TASK BRIEF: Repeat the listing exactly. Any picture in it should be left out of the copy.

--- INFORMATION Enclosed Below ---

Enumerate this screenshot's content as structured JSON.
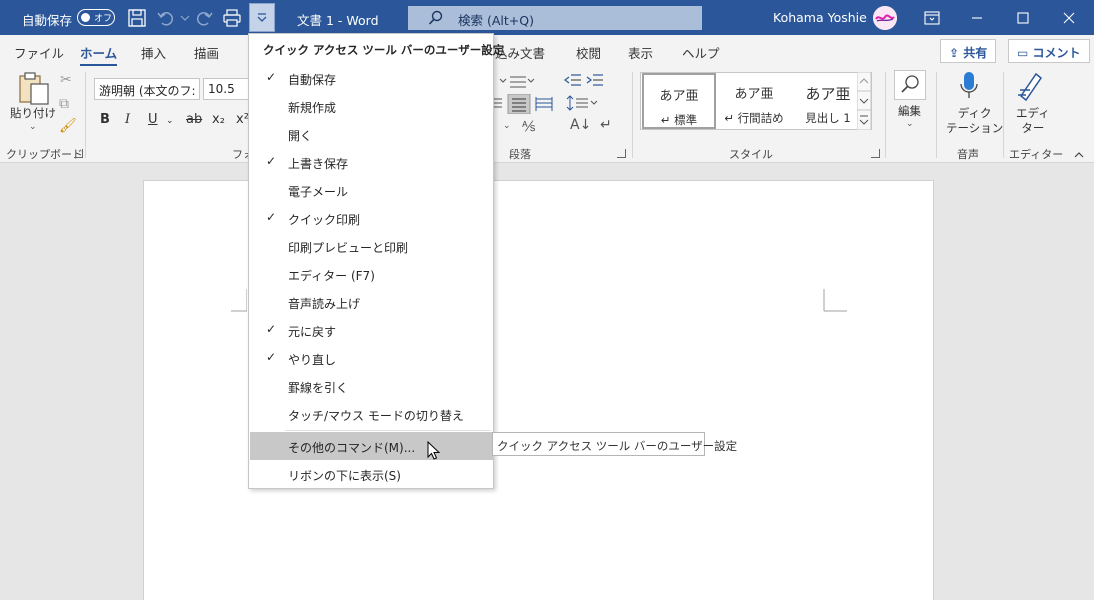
{
  "titlebar": {
    "autosave_label": "自動保存",
    "autosave_state": "オフ",
    "doc_title": "文書 1 - Word",
    "search_placeholder": "検索 (Alt+Q)",
    "user_name": "Kohama Yoshie",
    "accent": "#2b579a"
  },
  "tabs": [
    {
      "label": "ファイル"
    },
    {
      "label": "ホーム"
    },
    {
      "label": "挿入"
    },
    {
      "label": "描画"
    },
    {
      "label": "差し込み文書"
    },
    {
      "label": "校閲"
    },
    {
      "label": "表示"
    },
    {
      "label": "ヘルプ"
    }
  ],
  "actions": {
    "share": "共有",
    "comment": "コメント"
  },
  "ribbon": {
    "clipboard": {
      "paste": "貼り付け",
      "label": "クリップボード"
    },
    "font": {
      "name": "游明朝 (本文のフ:",
      "size": "10.5",
      "bold": "B",
      "italic": "I",
      "underline": "U",
      "strike": "ab",
      "sub": "x₂",
      "sup": "x²",
      "label": "フォ"
    },
    "paragraph": {
      "label": "段落"
    },
    "styles": {
      "items": [
        {
          "preview": "あア亜",
          "name": "↵ 標準"
        },
        {
          "preview": "あア亜",
          "name": "↵ 行間詰め"
        },
        {
          "preview": "あア亜",
          "name": "見出し 1"
        }
      ],
      "label": "スタイル"
    },
    "edit": {
      "label": "編集"
    },
    "voice": {
      "btn": [
        "ディク",
        "テーション"
      ],
      "label": "音声"
    },
    "editor": {
      "btn": [
        "エディ",
        "ター"
      ],
      "label": "エディター"
    }
  },
  "menu": {
    "header": "クイック アクセス ツール バーのユーザー設定",
    "items": [
      {
        "label": "自動保存",
        "checked": "✓"
      },
      {
        "label": "新規作成",
        "checked": ""
      },
      {
        "label": "開く",
        "checked": ""
      },
      {
        "label": "上書き保存",
        "checked": "✓"
      },
      {
        "label": "電子メール",
        "checked": ""
      },
      {
        "label": "クイック印刷",
        "checked": "✓"
      },
      {
        "label": "印刷プレビューと印刷",
        "checked": ""
      },
      {
        "label": "エディター (F7)",
        "checked": ""
      },
      {
        "label": "音声読み上げ",
        "checked": ""
      },
      {
        "label": "元に戻す",
        "checked": "✓"
      },
      {
        "label": "やり直し",
        "checked": "✓"
      },
      {
        "label": "罫線を引く",
        "checked": ""
      },
      {
        "label": "タッチ/マウス モードの切り替え",
        "checked": ""
      }
    ],
    "more_commands": "その他のコマンド(M)...",
    "show_below": "リボンの下に表示(S)"
  },
  "tooltip": "クイック アクセス ツール バーのユーザー設定"
}
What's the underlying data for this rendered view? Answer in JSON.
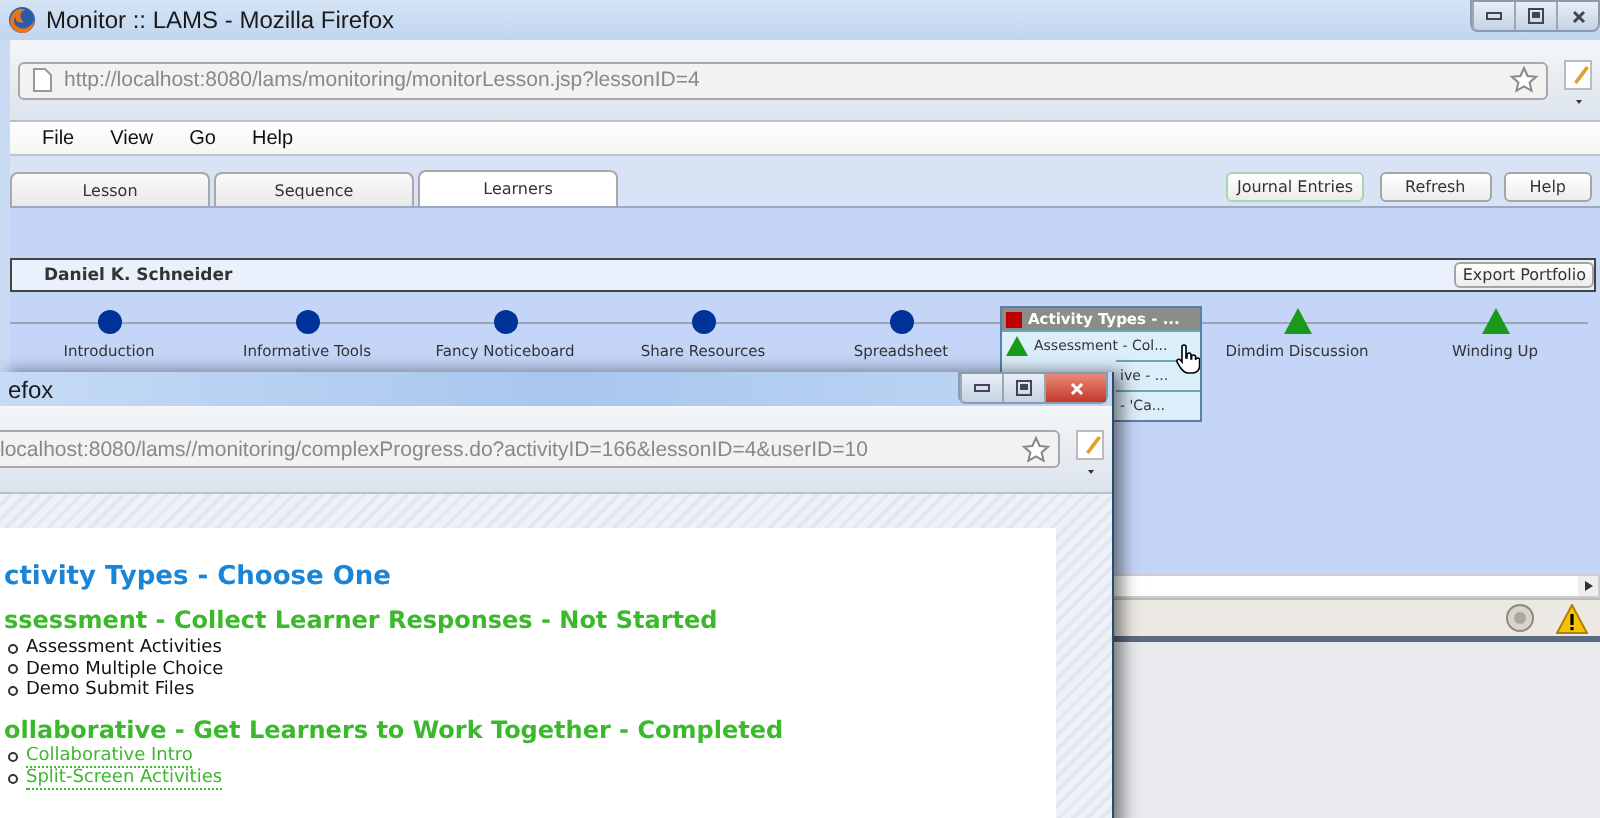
{
  "main_window": {
    "title": "Monitor :: LAMS - Mozilla Firefox",
    "url": "http://localhost:8080/lams/monitoring/monitorLesson.jsp?lessonID=4",
    "menu": [
      "File",
      "View",
      "Go",
      "Help"
    ],
    "tabs": [
      {
        "label": "Lesson",
        "selected": false
      },
      {
        "label": "Sequence",
        "selected": false
      },
      {
        "label": "Learners",
        "selected": true
      }
    ],
    "buttons": [
      "Journal Entries",
      "Refresh",
      "Help"
    ],
    "learner": {
      "name": "Daniel K. Schneider",
      "export_button": "Export Portfolio"
    },
    "activities": [
      {
        "label": "Introduction",
        "kind": "circle"
      },
      {
        "label": "Informative Tools",
        "kind": "circle"
      },
      {
        "label": "Fancy Noticeboard",
        "kind": "circle"
      },
      {
        "label": "Share Resources",
        "kind": "circle"
      },
      {
        "label": "Spreadsheet",
        "kind": "circle"
      },
      {
        "kind": "popup"
      },
      {
        "label": "Dimdim Discussion",
        "kind": "triangle"
      },
      {
        "label": "Winding Up",
        "kind": "triangle"
      }
    ],
    "popup": {
      "title": "Activity Types - ...",
      "rows": [
        {
          "label": "Assessment - Col...",
          "kind": "triangle"
        },
        {
          "label": "ive - ...",
          "kind": "hidden"
        },
        {
          "label": "- 'Ca...",
          "kind": "hidden"
        }
      ]
    }
  },
  "popup_window": {
    "title": "efox",
    "url": "localhost:8080/lams//monitoring/complexProgress.do?activityID=166&lessonID=4&userID=10",
    "title_heading": "ctivity Types - Choose One",
    "sections": [
      {
        "heading": "ssessment - Collect Learner Responses - Not Started",
        "items": [
          {
            "label": "Assessment Activities",
            "kind": "plain"
          },
          {
            "label": "Demo Multiple Choice",
            "kind": "plain"
          },
          {
            "label": "Demo Submit Files",
            "kind": "plain"
          }
        ]
      },
      {
        "heading": "ollaborative - Get Learners to Work Together - Completed",
        "items": [
          {
            "label": "Collaborative Intro",
            "kind": "link"
          },
          {
            "label": "Split-Screen Activities",
            "kind": "link"
          }
        ]
      }
    ]
  }
}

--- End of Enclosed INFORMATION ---

EXERCISE RESPONSE:
Enumerate this screenshot's content as structured JSON.
{
  "titlebar": {
    "autosave_label": "自動保存",
    "autosave_state": "オフ",
    "doc_title": "文書 1 - Word",
    "search_placeholder": "検索 (Alt+Q)",
    "user_name": "Kohama Yoshie",
    "accent": "#2b579a"
  },
  "tabs": [
    {
      "label": "ファイル"
    },
    {
      "label": "ホーム"
    },
    {
      "label": "挿入"
    },
    {
      "label": "描画"
    },
    {
      "label": "差し込み文書"
    },
    {
      "label": "校閲"
    },
    {
      "label": "表示"
    },
    {
      "label": "ヘルプ"
    }
  ],
  "actions": {
    "share": "共有",
    "comment": "コメント"
  },
  "ribbon": {
    "clipboard": {
      "paste": "貼り付け",
      "label": "クリップボード"
    },
    "font": {
      "name": "游明朝 (本文のフ:",
      "size": "10.5",
      "bold": "B",
      "italic": "I",
      "underline": "U",
      "strike": "ab",
      "sub": "x₂",
      "sup": "x²",
      "label": "フォ"
    },
    "paragraph": {
      "label": "段落"
    },
    "styles": {
      "items": [
        {
          "preview": "あア亜",
          "name": "↵ 標準"
        },
        {
          "preview": "あア亜",
          "name": "↵ 行間詰め"
        },
        {
          "preview": "あア亜",
          "name": "見出し 1"
        }
      ],
      "label": "スタイル"
    },
    "edit": {
      "label": "編集"
    },
    "voice": {
      "btn": [
        "ディク",
        "テーション"
      ],
      "label": "音声"
    },
    "editor": {
      "btn": [
        "エディ",
        "ター"
      ],
      "label": "エディター"
    }
  },
  "menu": {
    "header": "クイック アクセス ツール バーのユーザー設定",
    "items": [
      {
        "label": "自動保存",
        "checked": "✓"
      },
      {
        "label": "新規作成",
        "checked": ""
      },
      {
        "label": "開く",
        "checked": ""
      },
      {
        "label": "上書き保存",
        "checked": "✓"
      },
      {
        "label": "電子メール",
        "checked": ""
      },
      {
        "label": "クイック印刷",
        "checked": "✓"
      },
      {
        "label": "印刷プレビューと印刷",
        "checked": ""
      },
      {
        "label": "エディター (F7)",
        "checked": ""
      },
      {
        "label": "音声読み上げ",
        "checked": ""
      },
      {
        "label": "元に戻す",
        "checked": "✓"
      },
      {
        "label": "やり直し",
        "checked": "✓"
      },
      {
        "label": "罫線を引く",
        "checked": ""
      },
      {
        "label": "タッチ/マウス モードの切り替え",
        "checked": ""
      }
    ],
    "more_commands": "その他のコマンド(M)...",
    "show_below": "リボンの下に表示(S)"
  },
  "tooltip": "クイック アクセス ツール バーのユーザー設定"
}
What's the underlying data for this rendered view? Answer in JSON.
{
  "main_window": {
    "title": "Monitor :: LAMS - Mozilla Firefox",
    "url": "http://localhost:8080/lams/monitoring/monitorLesson.jsp?lessonID=4",
    "menu": [
      "File",
      "View",
      "Go",
      "Help"
    ],
    "tabs": [
      {
        "label": "Lesson",
        "selected": false
      },
      {
        "label": "Sequence",
        "selected": false
      },
      {
        "label": "Learners",
        "selected": true
      }
    ],
    "buttons": [
      "Journal Entries",
      "Refresh",
      "Help"
    ],
    "learner": {
      "name": "Daniel K. Schneider",
      "export_button": "Export Portfolio"
    },
    "activities": [
      {
        "label": "Introduction",
        "kind": "circle"
      },
      {
        "label": "Informative Tools",
        "kind": "circle"
      },
      {
        "label": "Fancy Noticeboard",
        "kind": "circle"
      },
      {
        "label": "Share Resources",
        "kind": "circle"
      },
      {
        "label": "Spreadsheet",
        "kind": "circle"
      },
      {
        "kind": "popup"
      },
      {
        "label": "Dimdim Discussion",
        "kind": "triangle"
      },
      {
        "label": "Winding Up",
        "kind": "triangle"
      }
    ],
    "popup": {
      "title": "Activity Types - ...",
      "rows": [
        {
          "label": "Assessment - Col...",
          "kind": "triangle"
        },
        {
          "label": "ive - ...",
          "kind": "hidden"
        },
        {
          "label": "- 'Ca...",
          "kind": "hidden"
        }
      ]
    }
  },
  "popup_window": {
    "title": "efox",
    "url": "localhost:8080/lams//monitoring/complexProgress.do?activityID=166&lessonID=4&userID=10",
    "title_heading": "ctivity Types - Choose One",
    "sections": [
      {
        "heading": "ssessment - Collect Learner Responses - Not Started",
        "items": [
          {
            "label": "Assessment Activities",
            "kind": "plain"
          },
          {
            "label": "Demo Multiple Choice",
            "kind": "plain"
          },
          {
            "label": "Demo Submit Files",
            "kind": "plain"
          }
        ]
      },
      {
        "heading": "ollaborative - Get Learners to Work Together - Completed",
        "items": [
          {
            "label": "Collaborative Intro",
            "kind": "link"
          },
          {
            "label": "Split-Screen Activities",
            "kind": "link"
          }
        ]
      }
    ]
  }
}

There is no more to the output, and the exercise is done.